* _ASSIGNMENT_: Only the number is wanted: state how many lines of the data below contain the word "arrow".

*** Begin section ***

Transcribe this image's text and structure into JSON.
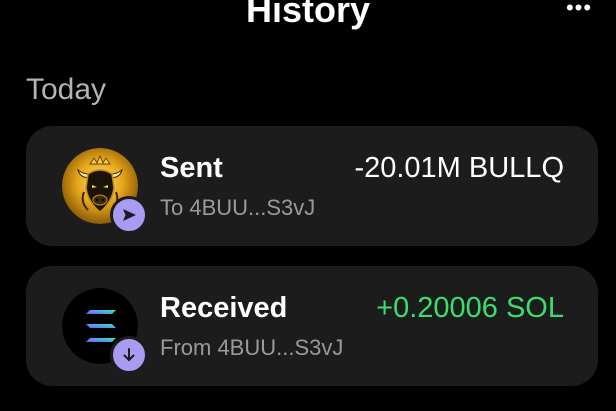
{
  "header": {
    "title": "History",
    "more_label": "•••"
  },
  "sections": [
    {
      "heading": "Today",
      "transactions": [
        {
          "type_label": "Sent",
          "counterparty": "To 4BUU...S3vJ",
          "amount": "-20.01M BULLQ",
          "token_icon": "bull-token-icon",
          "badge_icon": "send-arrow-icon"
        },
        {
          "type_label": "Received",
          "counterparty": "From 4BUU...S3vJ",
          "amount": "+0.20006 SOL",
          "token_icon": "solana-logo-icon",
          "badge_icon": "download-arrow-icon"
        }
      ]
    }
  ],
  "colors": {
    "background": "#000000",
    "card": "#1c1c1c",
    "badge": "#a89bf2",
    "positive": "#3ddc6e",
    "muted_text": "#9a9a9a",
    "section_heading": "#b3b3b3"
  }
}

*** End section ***

* _REPLY_: 2